**Available records:**
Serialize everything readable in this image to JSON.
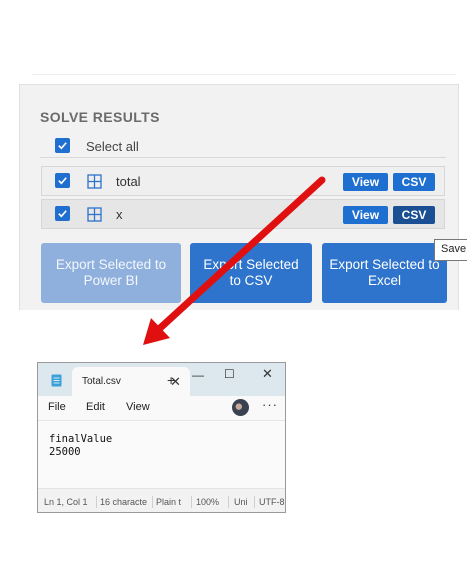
{
  "solve_results": {
    "title": "SOLVE RESULTS",
    "select_all_label": "Select all",
    "rows": [
      {
        "label": "total",
        "view": "View",
        "csv": "CSV"
      },
      {
        "label": "x",
        "view": "View",
        "csv": "CSV"
      }
    ],
    "export_power_bi": "Export Selected to Power BI",
    "export_csv": "Export Selected to CSV",
    "export_excel": "Export Selected to Excel",
    "tooltip": "Save"
  },
  "notepad": {
    "tab_title": "Total.csv",
    "menu": [
      "File",
      "Edit",
      "View"
    ],
    "content": "finalValue\n25000",
    "status": {
      "position": "Ln 1, Col 1",
      "characters": "16 characte",
      "format": "Plain t",
      "zoom": "100%",
      "line_endings": "Uni",
      "encoding": "UTF-8"
    }
  },
  "colors": {
    "accent": "#1f6fd1",
    "arrow": "#e01010"
  },
  "icons": [
    "checkbox-checked-icon",
    "table-grid-icon",
    "notepad-app-icon",
    "close-icon",
    "plus-icon",
    "minimize-icon",
    "maximize-icon",
    "more-icon"
  ]
}
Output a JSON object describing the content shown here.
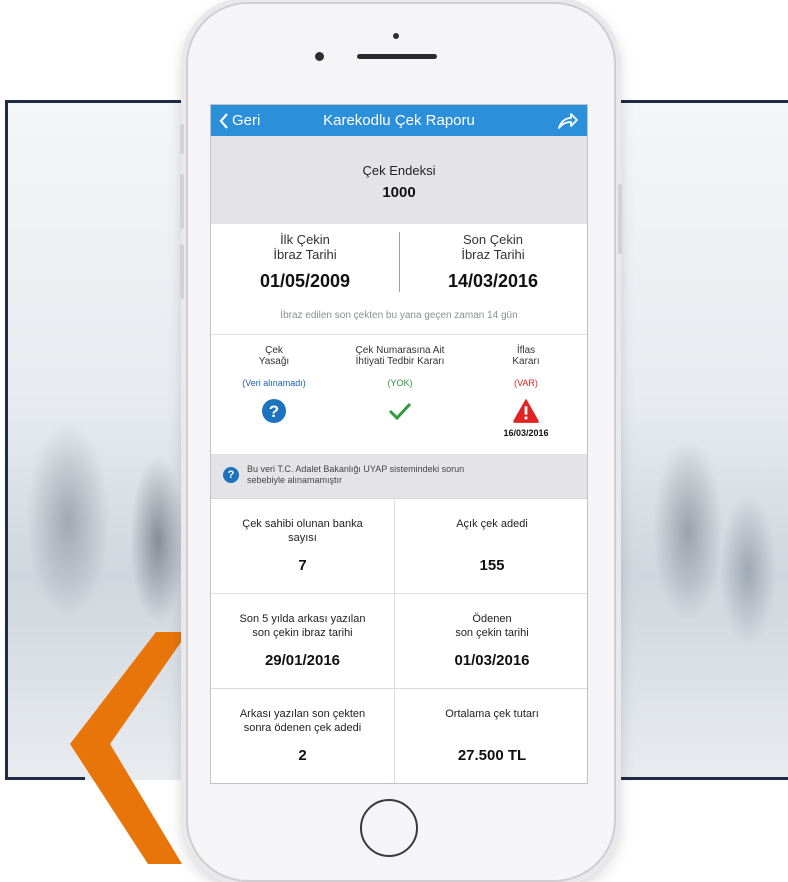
{
  "nav": {
    "back_label": "Geri",
    "title": "Karekodlu Çek Raporu"
  },
  "index": {
    "label": "Çek Endeksi",
    "value": "1000"
  },
  "dates": {
    "first_label_line1": "İlk Çekin",
    "first_label_line2": "İbraz Tarihi",
    "first_value": "01/05/2009",
    "last_label_line1": "Son Çekin",
    "last_label_line2": "İbraz Tarihi",
    "last_value": "14/03/2016",
    "note": "İbraz edilen son çekten bu yana geçen zaman 14 gün"
  },
  "status": [
    {
      "title_line1": "Çek",
      "title_line2": "Yasağı",
      "value": "(Veri alınamadı)",
      "value_color": "#1e5fb8",
      "icon": "question-icon",
      "date": ""
    },
    {
      "title_line1": "Çek Numarasına Ait",
      "title_line2": "İhtiyati Tedbir Kararı",
      "value": "(YOK)",
      "value_color": "#2e9a3a",
      "icon": "check-icon",
      "date": ""
    },
    {
      "title_line1": "İflas",
      "title_line2": "Kararı",
      "value": "(VAR)",
      "value_color": "#e02424",
      "icon": "warning-icon",
      "date": "16/03/2016"
    }
  ],
  "info": {
    "text_line1": "Bu veri T.C. Adalet Bakanlığı UYAP sistemindeki sorun",
    "text_line2": "sebebiyle alınamamıştır"
  },
  "stats": [
    {
      "label_line1": "Çek sahibi olunan banka",
      "label_line2": "sayısı",
      "value": "7"
    },
    {
      "label_line1": "Açık çek adedi",
      "label_line2": "",
      "value": "155"
    },
    {
      "label_line1": "Son 5 yılda arkası yazılan",
      "label_line2": "son çekin ibraz tarihi",
      "value": "29/01/2016"
    },
    {
      "label_line1": "Ödenen",
      "label_line2": "son çekin tarihi",
      "value": "01/03/2016"
    },
    {
      "label_line1": "Arkası yazılan son çekten",
      "label_line2": "sonra ödenen çek adedi",
      "value": "2"
    },
    {
      "label_line1": "Ortalama çek tutarı",
      "label_line2": "",
      "value": "27.500 TL"
    }
  ],
  "colors": {
    "nav_blue": "#2c8fd9",
    "frame_navy": "#1e2c45",
    "chevron_orange": "#e8750a",
    "question_blue": "#1e73be",
    "check_green": "#2e9a3a",
    "warning_red": "#e02424"
  }
}
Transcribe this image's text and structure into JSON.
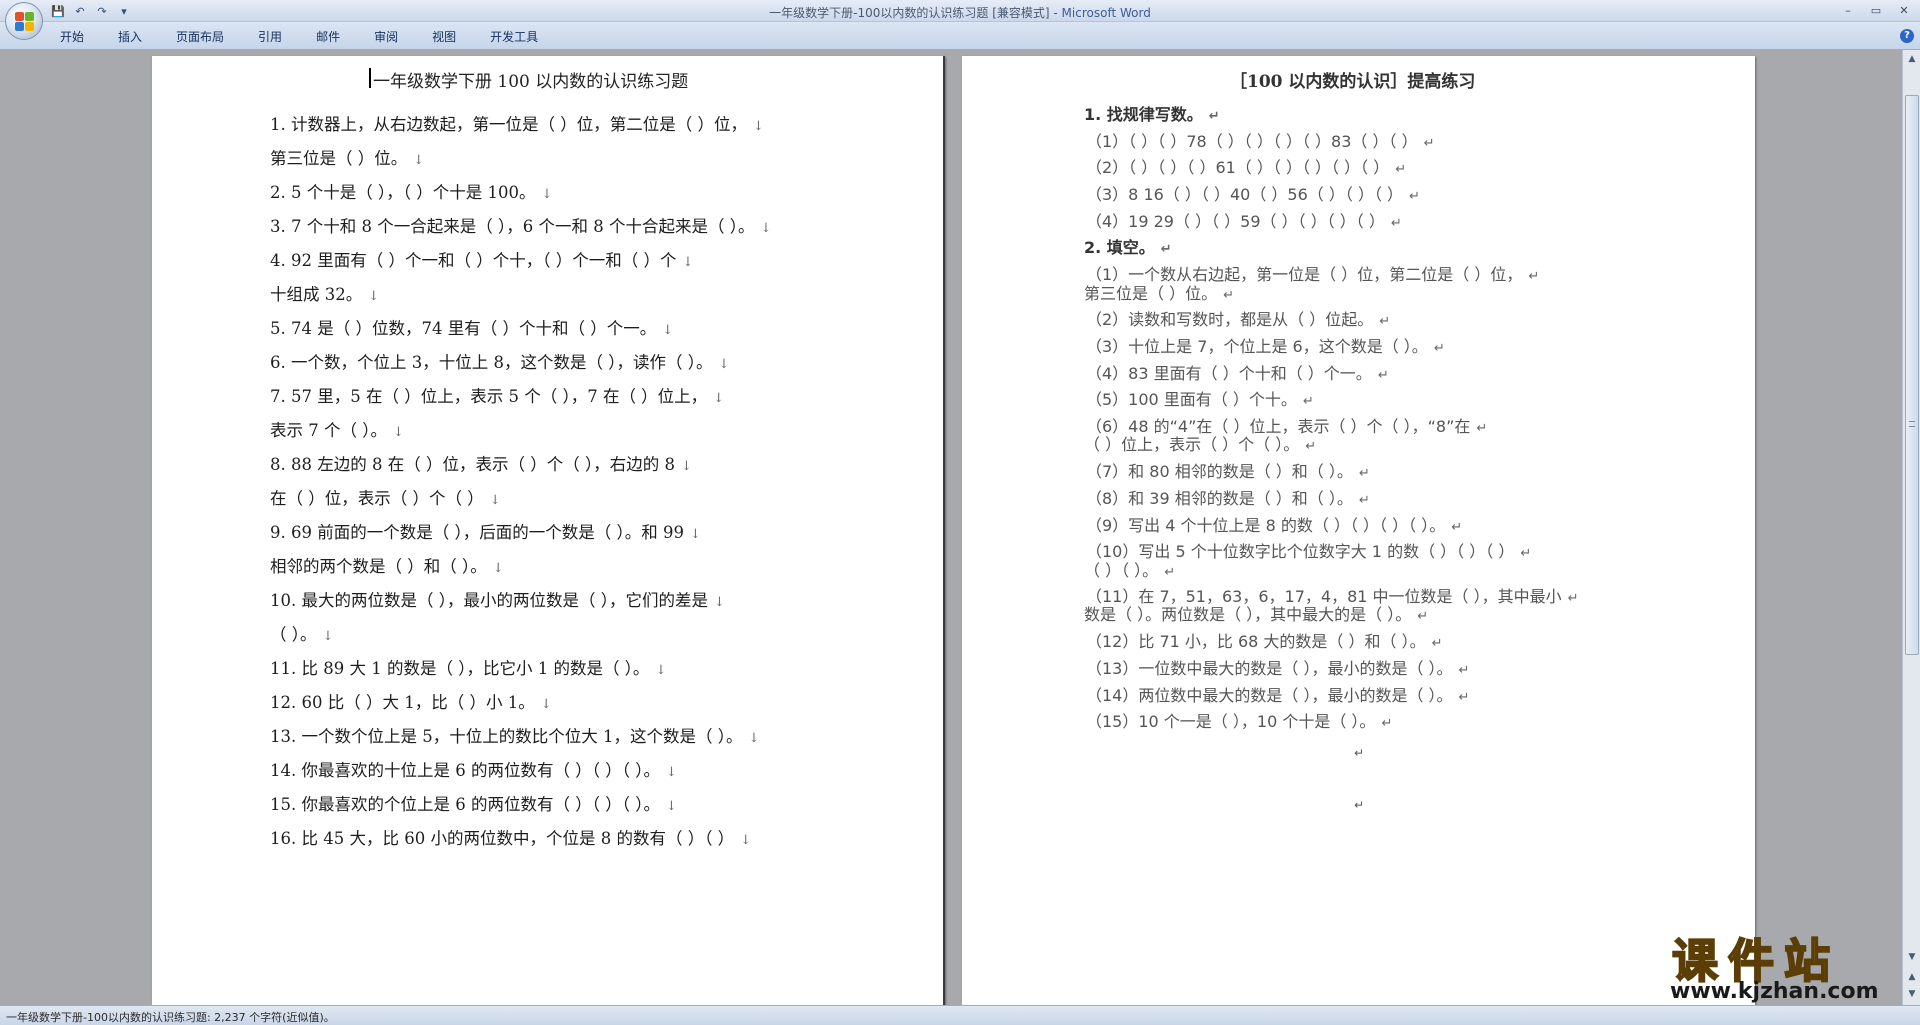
{
  "window": {
    "title_main": "一年级数学下册-100以内数的认识练习题 [兼容模式] - ",
    "title_brand": "Microsoft Word"
  },
  "quick_access": {
    "save_icon": "💾",
    "undo_icon": "↶",
    "redo_icon": "↷",
    "more_icon": "▾"
  },
  "window_controls": {
    "minimize": "–",
    "restore": "▭",
    "close": "✕"
  },
  "ribbon": {
    "tabs": [
      "开始",
      "插入",
      "页面布局",
      "引用",
      "邮件",
      "审阅",
      "视图",
      "开发工具"
    ],
    "help": "?"
  },
  "left_page": {
    "title": "一年级数学下册 100 以内数的认识练习题",
    "lines": [
      "1. 计数器上，从右边数起，第一位是（   ）位，第二位是（   ）位，",
      "第三位是（  ）位。",
      "2. 5 个十是（   ），（   ）个十是 100。",
      "3. 7 个十和 8 个一合起来是（   ），6 个一和 8 个十合起来是（   ）。",
      "4. 92 里面有（   ）个一和（   ）个十，（   ）个一和（   ）个",
      "十组成 32。",
      "5. 74 是（   ）位数，74 里有（   ）个十和（   ）个一。",
      "6. 一个数，个位上 3，十位上 8，这个数是（   ），读作（   ）。",
      "7. 57 里，5 在（   ）位上，表示 5 个（   ），7 在（   ）位上，",
      "表示 7 个（   ）。",
      "8. 88 左边的 8 在（   ）位，表示（   ）个（   ），右边的 8",
      "在（   ）位，表示（   ）个（   ）",
      "9. 69 前面的一个数是（   ），后面的一个数是（   ）。和 99",
      "相邻的两个数是（   ）和（   ）。",
      "10. 最大的两位数是（   ），最小的两位数是（   ），它们的差是",
      "（   ）。",
      "11. 比 89 大 1 的数是（   ），比它小 1 的数是（   ）。",
      "12. 60 比（   ）大 1，比（   ）小 1。",
      "13. 一个数个位上是 5，十位上的数比个位大 1，这个数是（   ）。",
      "14. 你最喜欢的十位上是 6 的两位数有（   ）（   ）（   ）。",
      "15. 你最喜欢的个位上是 6 的两位数有（   ）（   ）（   ）。",
      "16. 比 45 大，比 60 小的两位数中，个位是 8 的数有（   ）（   ）"
    ]
  },
  "right_page": {
    "title": "［100 以内数的认识］提高练习",
    "lines": [
      "1. 找规律写数。",
      "（1）（   ）（   ）78（   ）（   ）（   ）（   ）83（   ）（   ）",
      "（2）（   ）（   ）（   ）61（   ）（   ）（   ）（   ）（   ）",
      "（3）8      16（   ）（   ）40（   ）56（   ）（   ）（   ）",
      "（4）19   29（   ）（   ）59（   ）（   ）（   ）（   ）",
      "2. 填空。",
      "（1）一个数从右边起，第一位是（   ）位，第二位是（   ）位，",
      "第三位是（   ）位。",
      "（2）读数和写数时，都是从（   ）位起。",
      "（3）十位上是 7，个位上是 6，这个数是（   ）。",
      "（4）83 里面有（   ）个十和（   ）个一。",
      "（5）100 里面有（   ）个十。",
      "（6）48 的“4”在（   ）位上，表示（   ）个（   ），“8”在",
      "（   ）位上，表示（   ）个（   ）。",
      "（7）和 80 相邻的数是（   ）和（   ）。",
      "（8）和 39 相邻的数是（   ）和（   ）。",
      "（9）写出 4 个十位上是 8 的数（   ）（   ）（   ）（   ）。",
      "（10）写出 5 个十位数字比个位数字大 1 的数（   ）（   ）（   ）",
      "（   ）（   ）。",
      "（11）在 7，51，63，6，17，4，81 中一位数是（   ），其中最小",
      "数是（   ）。两位数是（   ），其中最大的是（   ）。",
      "（12）比 71 小，比 68 大的数是（   ）和（   ）。",
      "（13）一位数中最大的数是（   ），最小的数是（   ）。",
      "（14）两位数中最大的数是（   ），最小的数是（   ）。",
      "（15）10 个一是（   ），10 个十是（   ）。"
    ]
  },
  "status": {
    "text": "一年级数学下册-100以内数的认识练习题: 2,237 个字符(近似值)。"
  },
  "watermark": {
    "text": "课件站",
    "url": "www.kjzhan.com"
  },
  "colors": {
    "office_red": "#e2512b",
    "office_green": "#6ab42a",
    "office_blue": "#2f7bd1",
    "office_yellow": "#f4b400",
    "watermark_yellow": "#f2e21a"
  }
}
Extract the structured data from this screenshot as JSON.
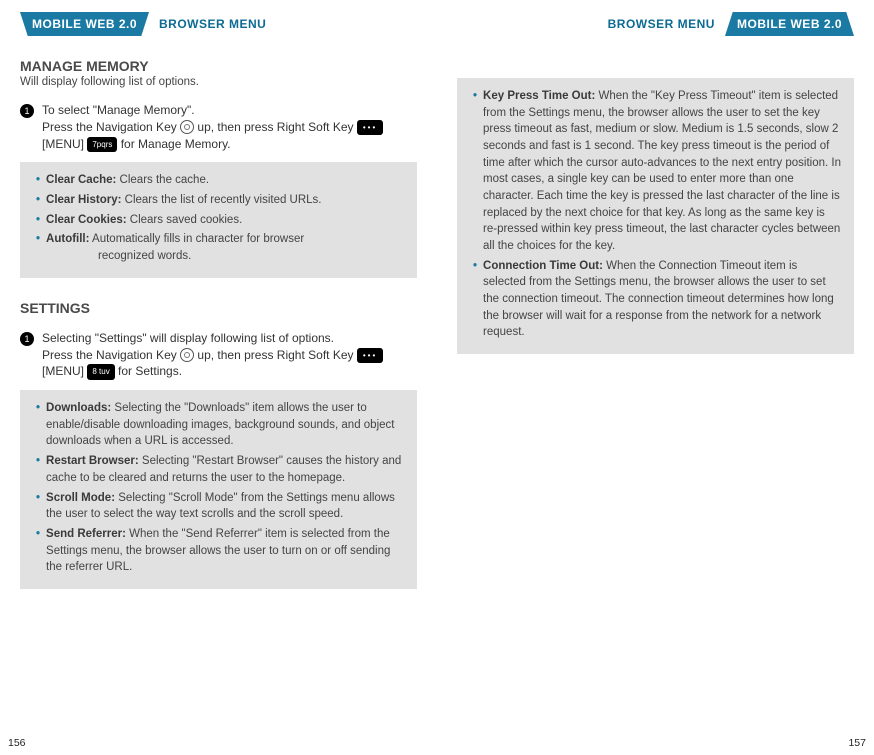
{
  "header": {
    "tab": "MOBILE WEB 2.0",
    "title": "BROWSER MENU"
  },
  "left": {
    "section1": {
      "title": "MANAGE MEMORY",
      "subtitle": "Will display following list of options.",
      "step1_line1": "To select \"Manage Memory\".",
      "step1_line2a": "Press the Navigation Key ",
      "step1_line2b": " up, then press Right Soft Key ",
      "step1_line2c": " [MENU] ",
      "step1_line2d": " for Manage Memory.",
      "step1_keycap": "7pqrs",
      "box1": {
        "i1_lbl": "Clear Cache:",
        "i1_txt": "Clears the cache.",
        "i2_lbl": "Clear History:",
        "i2_txt": "Clears the list of recently visited URLs.",
        "i3_lbl": "Clear Cookies:",
        "i3_txt": "Clears saved cookies.",
        "i4_lbl": "Autofill:",
        "i4_txt": "Automatically fills in character for browser",
        "i4_cont": "recognized words."
      }
    },
    "section2": {
      "title": "SETTINGS",
      "step1_line1": "Selecting \"Settings\" will display following list of options.",
      "step1_line2a": "Press the Navigation Key ",
      "step1_line2b": " up, then press Right Soft Key ",
      "step1_line2c": " [MENU] ",
      "step1_line2d": " for Settings.",
      "step1_keycap": "8 tuv",
      "box2": {
        "i1_lbl": "Downloads:",
        "i1_txt": "Selecting the \"Downloads\" item allows the user to enable/disable downloading images, background sounds, and object downloads when a URL is accessed.",
        "i2_lbl": "Restart Browser:",
        "i2_txt": "Selecting \"Restart Browser\" causes the history and cache to be cleared and returns the user to the homepage.",
        "i3_lbl": "Scroll Mode:",
        "i3_txt": "Selecting \"Scroll Mode\" from the Settings menu allows the user to select the way text scrolls and the scroll speed.",
        "i4_lbl": "Send Referrer:",
        "i4_txt": "When the \"Send Referrer\" item is selected from the Settings menu, the browser allows the user to turn on or off sending the referrer URL."
      }
    },
    "pageNum": "156"
  },
  "right": {
    "box": {
      "i1_lbl": "Key Press Time Out:",
      "i1_txt": "When the \"Key Press Timeout\" item is selected from the Settings menu, the browser allows the user to set the key press timeout as fast, medium or slow. Medium is 1.5 seconds, slow 2 seconds and fast is 1 second. The key press timeout is the period of time after which the cursor auto-advances to the next entry position. In most cases, a single key can be used to enter more than one character. Each time the key is pressed the last character of the line is replaced by the next choice for that key. As long as the same key is re-pressed within key press timeout, the last character cycles between all the choices for the key.",
      "i2_lbl": "Connection Time Out:",
      "i2_txt": "When the Connection Timeout item is selected from the Settings menu, the browser allows the user to set the connection timeout. The connection timeout determines how long the browser will wait for a response from the network for a network request."
    },
    "pageNum": "157"
  }
}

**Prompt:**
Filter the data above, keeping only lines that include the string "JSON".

**Written response:**
Serialize everything readable in this image to JSON.
Output a JSON object describing the content shown here.
Transcribe this image's text and structure into JSON.
Extract the structured data from this screenshot as JSON.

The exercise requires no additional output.